### DIRECTIONS FOR THIS TASK
For every line of the material below, check for the string "Processing" and return the line if it is there.

____

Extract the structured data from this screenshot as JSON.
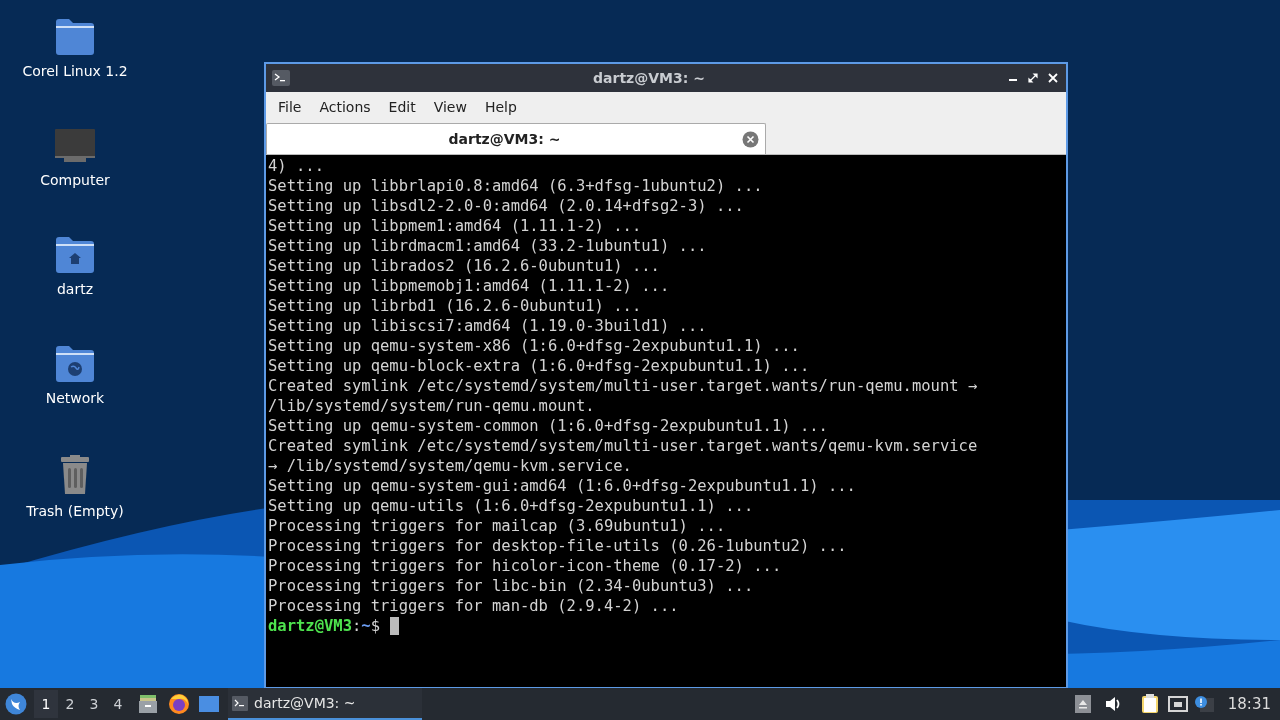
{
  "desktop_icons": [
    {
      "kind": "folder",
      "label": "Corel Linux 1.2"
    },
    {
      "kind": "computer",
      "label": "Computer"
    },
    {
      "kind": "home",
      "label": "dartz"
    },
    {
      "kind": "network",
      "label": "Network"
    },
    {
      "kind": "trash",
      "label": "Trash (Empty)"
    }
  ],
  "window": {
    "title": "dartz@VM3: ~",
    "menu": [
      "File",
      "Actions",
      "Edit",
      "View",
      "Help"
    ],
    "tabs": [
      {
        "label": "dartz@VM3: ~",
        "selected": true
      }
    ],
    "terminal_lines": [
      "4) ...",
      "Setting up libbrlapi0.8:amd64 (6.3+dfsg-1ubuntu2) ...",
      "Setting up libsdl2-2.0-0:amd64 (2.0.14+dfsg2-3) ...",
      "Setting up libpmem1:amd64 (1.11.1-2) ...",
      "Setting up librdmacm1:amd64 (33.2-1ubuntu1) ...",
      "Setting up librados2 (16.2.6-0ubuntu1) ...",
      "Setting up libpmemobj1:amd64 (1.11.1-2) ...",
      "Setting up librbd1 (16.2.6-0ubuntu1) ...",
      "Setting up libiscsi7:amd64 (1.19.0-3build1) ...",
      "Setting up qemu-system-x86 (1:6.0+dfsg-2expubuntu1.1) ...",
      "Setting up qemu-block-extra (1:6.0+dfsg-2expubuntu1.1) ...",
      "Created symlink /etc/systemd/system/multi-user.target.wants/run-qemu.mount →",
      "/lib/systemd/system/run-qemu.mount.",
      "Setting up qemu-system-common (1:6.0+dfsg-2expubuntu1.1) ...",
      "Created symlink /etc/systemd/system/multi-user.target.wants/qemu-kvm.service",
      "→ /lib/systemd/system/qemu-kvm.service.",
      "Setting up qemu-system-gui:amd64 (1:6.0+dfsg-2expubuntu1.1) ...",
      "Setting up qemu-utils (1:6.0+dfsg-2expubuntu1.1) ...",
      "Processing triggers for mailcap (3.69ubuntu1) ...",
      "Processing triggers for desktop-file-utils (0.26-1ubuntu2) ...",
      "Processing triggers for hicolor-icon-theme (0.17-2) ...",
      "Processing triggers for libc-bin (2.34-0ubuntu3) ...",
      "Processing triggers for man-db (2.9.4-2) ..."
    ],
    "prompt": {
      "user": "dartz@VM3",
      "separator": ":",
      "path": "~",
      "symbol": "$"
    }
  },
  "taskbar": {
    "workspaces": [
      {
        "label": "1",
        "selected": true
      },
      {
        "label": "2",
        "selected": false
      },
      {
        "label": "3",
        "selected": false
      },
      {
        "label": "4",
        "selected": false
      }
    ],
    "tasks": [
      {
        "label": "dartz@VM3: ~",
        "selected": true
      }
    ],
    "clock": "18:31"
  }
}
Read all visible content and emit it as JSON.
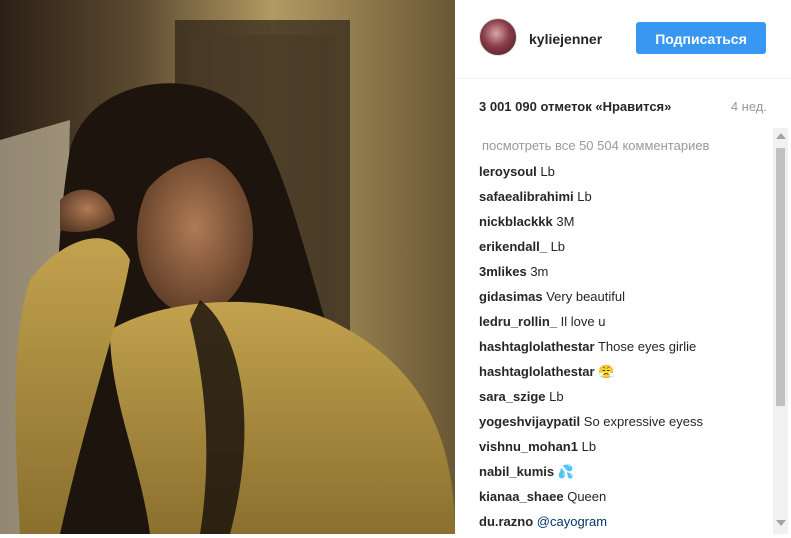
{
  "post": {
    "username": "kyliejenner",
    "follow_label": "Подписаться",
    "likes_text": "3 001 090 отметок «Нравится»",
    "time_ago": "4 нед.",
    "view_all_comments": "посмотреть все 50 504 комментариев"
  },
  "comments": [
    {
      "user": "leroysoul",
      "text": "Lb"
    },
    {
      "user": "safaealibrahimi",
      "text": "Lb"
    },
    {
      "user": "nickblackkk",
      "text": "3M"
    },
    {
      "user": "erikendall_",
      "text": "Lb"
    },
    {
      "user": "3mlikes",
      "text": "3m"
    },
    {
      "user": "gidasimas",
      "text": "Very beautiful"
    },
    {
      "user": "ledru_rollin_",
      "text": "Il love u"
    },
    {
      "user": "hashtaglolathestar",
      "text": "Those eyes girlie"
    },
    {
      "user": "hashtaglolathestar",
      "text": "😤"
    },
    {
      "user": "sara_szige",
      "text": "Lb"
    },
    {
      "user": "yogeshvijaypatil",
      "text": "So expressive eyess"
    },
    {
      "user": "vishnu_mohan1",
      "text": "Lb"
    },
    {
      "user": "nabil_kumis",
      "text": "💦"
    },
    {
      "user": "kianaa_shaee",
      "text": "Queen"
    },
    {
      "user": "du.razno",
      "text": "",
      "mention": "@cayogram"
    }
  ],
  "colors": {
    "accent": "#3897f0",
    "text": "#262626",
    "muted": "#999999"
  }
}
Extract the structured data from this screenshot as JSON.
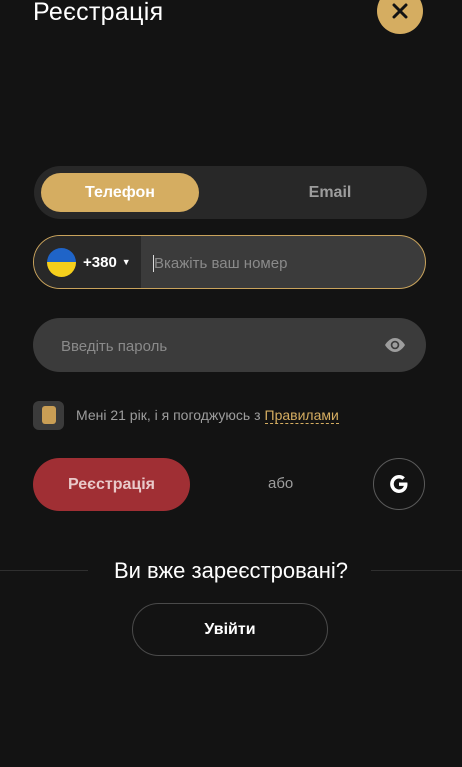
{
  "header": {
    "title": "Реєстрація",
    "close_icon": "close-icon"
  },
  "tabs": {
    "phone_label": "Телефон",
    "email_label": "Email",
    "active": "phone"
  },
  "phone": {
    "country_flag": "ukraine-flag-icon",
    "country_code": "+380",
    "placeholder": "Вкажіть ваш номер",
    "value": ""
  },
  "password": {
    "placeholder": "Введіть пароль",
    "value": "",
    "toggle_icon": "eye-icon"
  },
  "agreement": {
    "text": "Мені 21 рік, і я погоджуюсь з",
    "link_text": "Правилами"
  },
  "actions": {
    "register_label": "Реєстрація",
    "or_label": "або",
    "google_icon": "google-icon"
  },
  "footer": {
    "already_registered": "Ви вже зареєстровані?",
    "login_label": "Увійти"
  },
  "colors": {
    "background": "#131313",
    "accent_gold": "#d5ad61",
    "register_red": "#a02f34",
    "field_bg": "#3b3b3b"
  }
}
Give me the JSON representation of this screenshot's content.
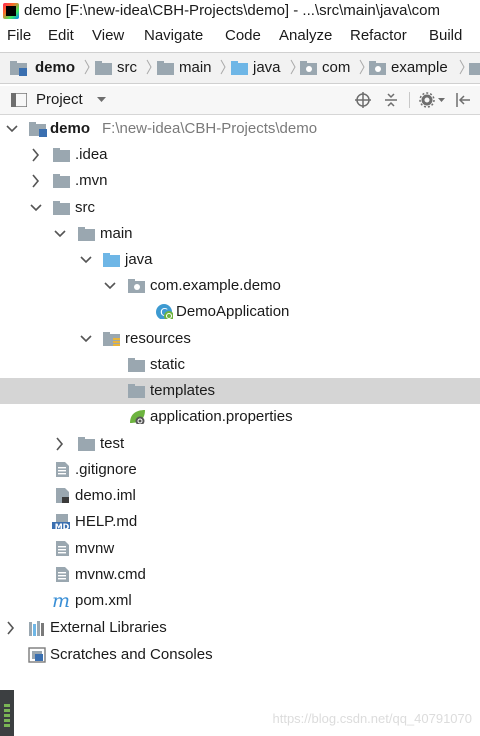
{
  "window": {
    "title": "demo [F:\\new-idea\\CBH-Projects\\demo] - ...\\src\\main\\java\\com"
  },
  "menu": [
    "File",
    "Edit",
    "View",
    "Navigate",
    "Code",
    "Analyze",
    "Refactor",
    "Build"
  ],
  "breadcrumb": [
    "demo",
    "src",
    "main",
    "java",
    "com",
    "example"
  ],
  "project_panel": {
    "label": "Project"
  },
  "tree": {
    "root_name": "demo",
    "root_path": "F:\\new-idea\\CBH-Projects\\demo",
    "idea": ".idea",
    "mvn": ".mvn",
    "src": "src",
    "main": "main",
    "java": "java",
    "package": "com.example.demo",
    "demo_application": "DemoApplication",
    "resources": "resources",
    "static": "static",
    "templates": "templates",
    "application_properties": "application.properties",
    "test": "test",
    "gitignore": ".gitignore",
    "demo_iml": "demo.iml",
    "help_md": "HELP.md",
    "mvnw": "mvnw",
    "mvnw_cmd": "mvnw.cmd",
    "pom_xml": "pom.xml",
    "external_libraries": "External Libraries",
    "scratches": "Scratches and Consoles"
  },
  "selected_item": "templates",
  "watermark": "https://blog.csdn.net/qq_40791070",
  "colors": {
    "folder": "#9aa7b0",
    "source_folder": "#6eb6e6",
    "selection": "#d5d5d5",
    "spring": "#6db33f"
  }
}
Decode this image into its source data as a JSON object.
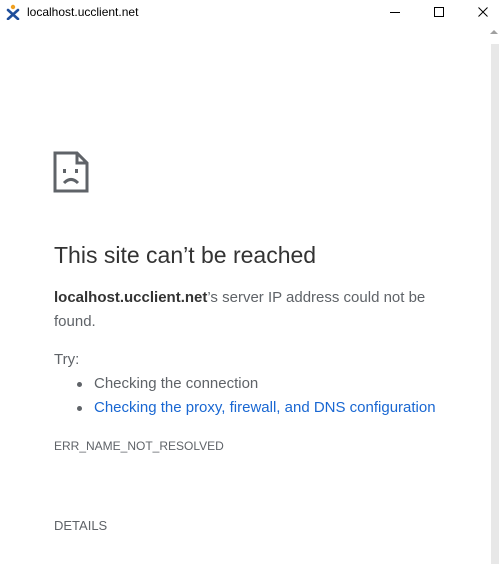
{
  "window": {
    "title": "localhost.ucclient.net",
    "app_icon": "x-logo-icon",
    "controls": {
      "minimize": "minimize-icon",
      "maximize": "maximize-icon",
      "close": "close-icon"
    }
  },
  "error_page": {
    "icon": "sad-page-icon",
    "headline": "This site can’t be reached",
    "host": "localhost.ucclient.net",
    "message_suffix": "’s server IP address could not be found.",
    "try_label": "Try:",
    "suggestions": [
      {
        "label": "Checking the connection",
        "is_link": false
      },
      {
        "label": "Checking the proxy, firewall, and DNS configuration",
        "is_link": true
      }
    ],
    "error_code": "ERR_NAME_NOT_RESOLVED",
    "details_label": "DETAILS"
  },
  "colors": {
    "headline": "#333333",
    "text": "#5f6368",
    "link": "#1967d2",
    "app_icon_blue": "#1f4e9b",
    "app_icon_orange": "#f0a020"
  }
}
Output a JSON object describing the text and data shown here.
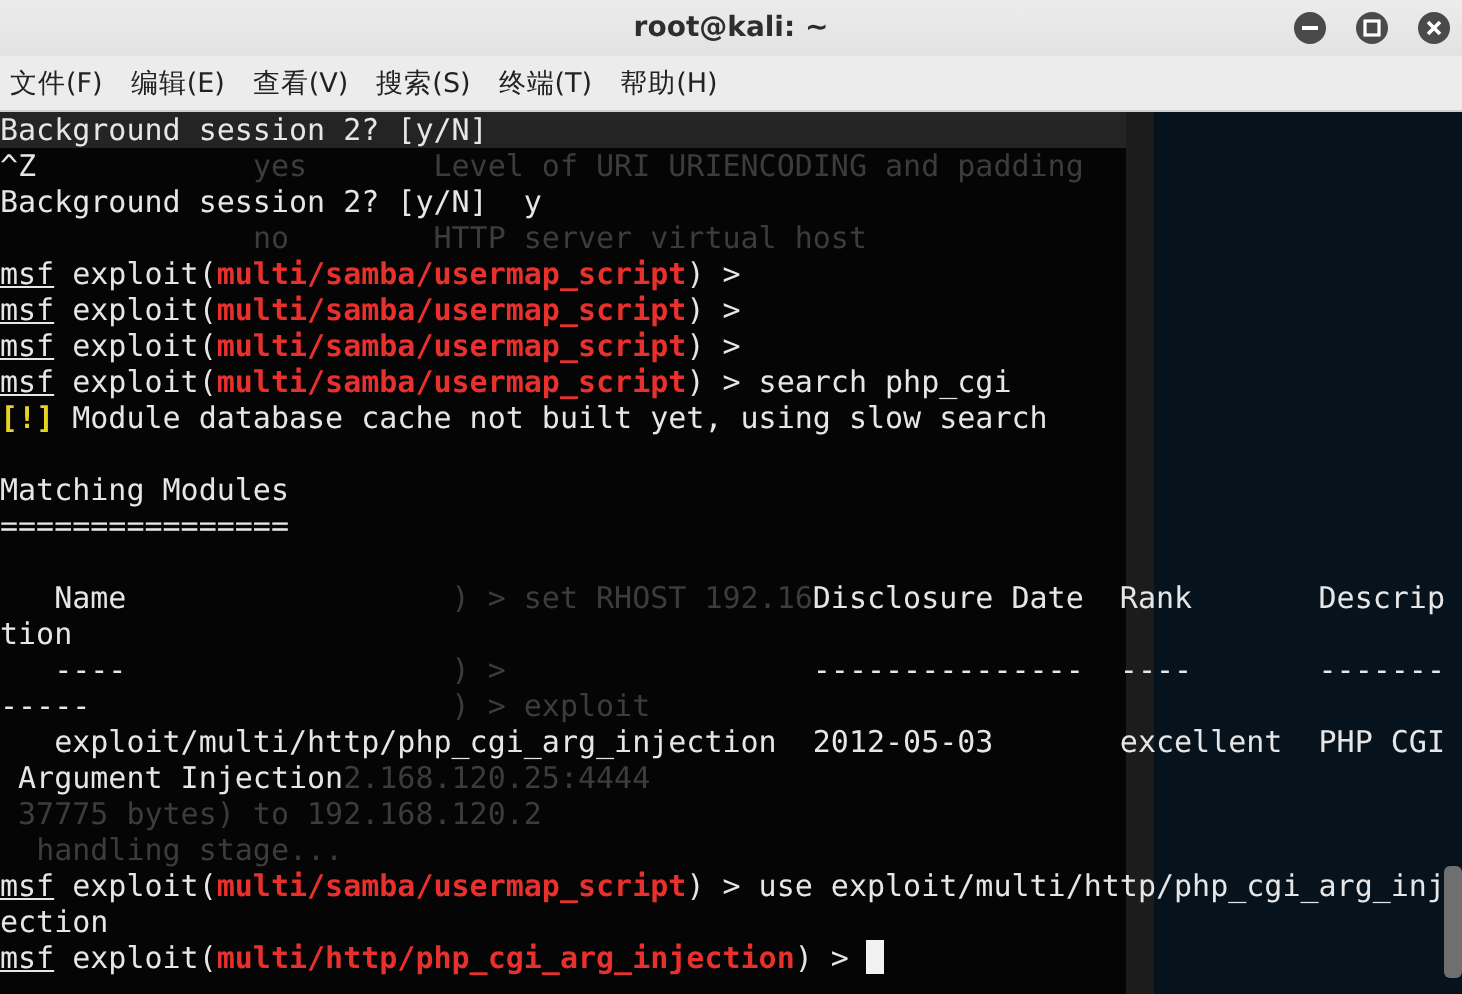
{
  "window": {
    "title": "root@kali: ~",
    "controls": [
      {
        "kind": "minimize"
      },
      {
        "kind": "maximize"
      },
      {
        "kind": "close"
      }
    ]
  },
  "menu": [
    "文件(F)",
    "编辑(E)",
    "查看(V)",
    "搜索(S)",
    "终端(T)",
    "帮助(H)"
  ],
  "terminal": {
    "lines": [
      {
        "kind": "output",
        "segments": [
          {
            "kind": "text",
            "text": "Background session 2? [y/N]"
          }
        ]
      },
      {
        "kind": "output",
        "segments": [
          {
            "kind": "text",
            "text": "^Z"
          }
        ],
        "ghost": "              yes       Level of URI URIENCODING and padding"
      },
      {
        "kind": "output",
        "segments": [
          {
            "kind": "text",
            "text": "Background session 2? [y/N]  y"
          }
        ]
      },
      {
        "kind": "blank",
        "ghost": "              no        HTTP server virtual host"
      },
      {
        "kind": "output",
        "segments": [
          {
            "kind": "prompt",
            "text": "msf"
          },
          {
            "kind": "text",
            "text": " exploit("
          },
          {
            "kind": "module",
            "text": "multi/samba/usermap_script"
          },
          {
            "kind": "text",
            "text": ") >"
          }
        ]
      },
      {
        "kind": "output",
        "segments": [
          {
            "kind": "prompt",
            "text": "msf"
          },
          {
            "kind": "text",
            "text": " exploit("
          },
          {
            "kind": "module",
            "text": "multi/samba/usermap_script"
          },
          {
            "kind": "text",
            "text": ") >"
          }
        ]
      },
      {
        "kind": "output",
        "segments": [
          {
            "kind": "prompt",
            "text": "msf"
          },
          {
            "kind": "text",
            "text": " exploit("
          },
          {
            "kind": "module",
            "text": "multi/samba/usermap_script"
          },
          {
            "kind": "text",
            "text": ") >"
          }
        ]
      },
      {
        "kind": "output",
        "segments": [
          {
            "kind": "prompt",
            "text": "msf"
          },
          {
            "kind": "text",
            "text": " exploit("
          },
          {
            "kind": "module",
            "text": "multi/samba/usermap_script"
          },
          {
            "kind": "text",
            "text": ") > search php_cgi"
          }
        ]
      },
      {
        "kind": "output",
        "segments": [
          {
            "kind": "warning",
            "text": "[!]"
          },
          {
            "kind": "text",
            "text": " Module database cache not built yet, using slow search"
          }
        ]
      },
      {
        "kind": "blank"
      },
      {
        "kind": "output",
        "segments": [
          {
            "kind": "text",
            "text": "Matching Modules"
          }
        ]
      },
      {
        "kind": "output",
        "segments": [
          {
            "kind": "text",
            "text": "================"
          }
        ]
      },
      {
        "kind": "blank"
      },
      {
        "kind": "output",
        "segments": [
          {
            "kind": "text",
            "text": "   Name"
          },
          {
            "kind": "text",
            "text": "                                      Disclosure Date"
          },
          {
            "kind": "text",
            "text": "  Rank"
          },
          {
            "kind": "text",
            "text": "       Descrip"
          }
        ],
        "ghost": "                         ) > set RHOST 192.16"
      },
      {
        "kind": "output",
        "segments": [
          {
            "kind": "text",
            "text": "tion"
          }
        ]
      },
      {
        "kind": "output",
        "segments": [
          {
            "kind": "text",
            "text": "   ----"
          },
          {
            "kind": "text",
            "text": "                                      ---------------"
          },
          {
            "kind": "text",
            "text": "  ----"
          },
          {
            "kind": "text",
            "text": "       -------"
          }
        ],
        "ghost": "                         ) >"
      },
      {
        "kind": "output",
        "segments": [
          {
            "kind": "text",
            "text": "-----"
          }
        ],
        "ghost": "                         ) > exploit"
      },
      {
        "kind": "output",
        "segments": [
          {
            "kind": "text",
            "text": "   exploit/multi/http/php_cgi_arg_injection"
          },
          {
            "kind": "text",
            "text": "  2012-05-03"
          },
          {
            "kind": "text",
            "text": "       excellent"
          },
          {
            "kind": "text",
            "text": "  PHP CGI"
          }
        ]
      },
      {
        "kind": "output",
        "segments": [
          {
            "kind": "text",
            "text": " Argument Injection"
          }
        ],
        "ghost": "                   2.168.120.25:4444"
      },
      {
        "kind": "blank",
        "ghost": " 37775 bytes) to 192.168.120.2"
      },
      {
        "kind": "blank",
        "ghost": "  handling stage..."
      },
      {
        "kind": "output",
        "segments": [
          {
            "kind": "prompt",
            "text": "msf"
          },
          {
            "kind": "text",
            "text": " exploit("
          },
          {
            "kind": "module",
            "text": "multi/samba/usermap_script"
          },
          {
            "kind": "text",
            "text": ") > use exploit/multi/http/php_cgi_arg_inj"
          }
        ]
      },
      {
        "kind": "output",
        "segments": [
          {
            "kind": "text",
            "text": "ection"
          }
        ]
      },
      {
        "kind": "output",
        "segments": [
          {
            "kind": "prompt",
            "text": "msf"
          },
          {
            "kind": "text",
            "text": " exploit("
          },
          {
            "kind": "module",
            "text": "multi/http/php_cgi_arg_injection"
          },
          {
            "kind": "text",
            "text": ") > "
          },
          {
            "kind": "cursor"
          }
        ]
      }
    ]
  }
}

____

### SOLUTION
      "Processing triggers for mailcap (3.69ubuntu1) ...",
      "Processing triggers for desktop-file-utils (0.26-1ubuntu2) ...",
      "Processing triggers for hicolor-icon-theme (0.17-2) ...",
      "Processing triggers for libc-bin (2.34-0ubuntu3) ...",
      "Processing triggers for man-db (2.9.4-2) ..."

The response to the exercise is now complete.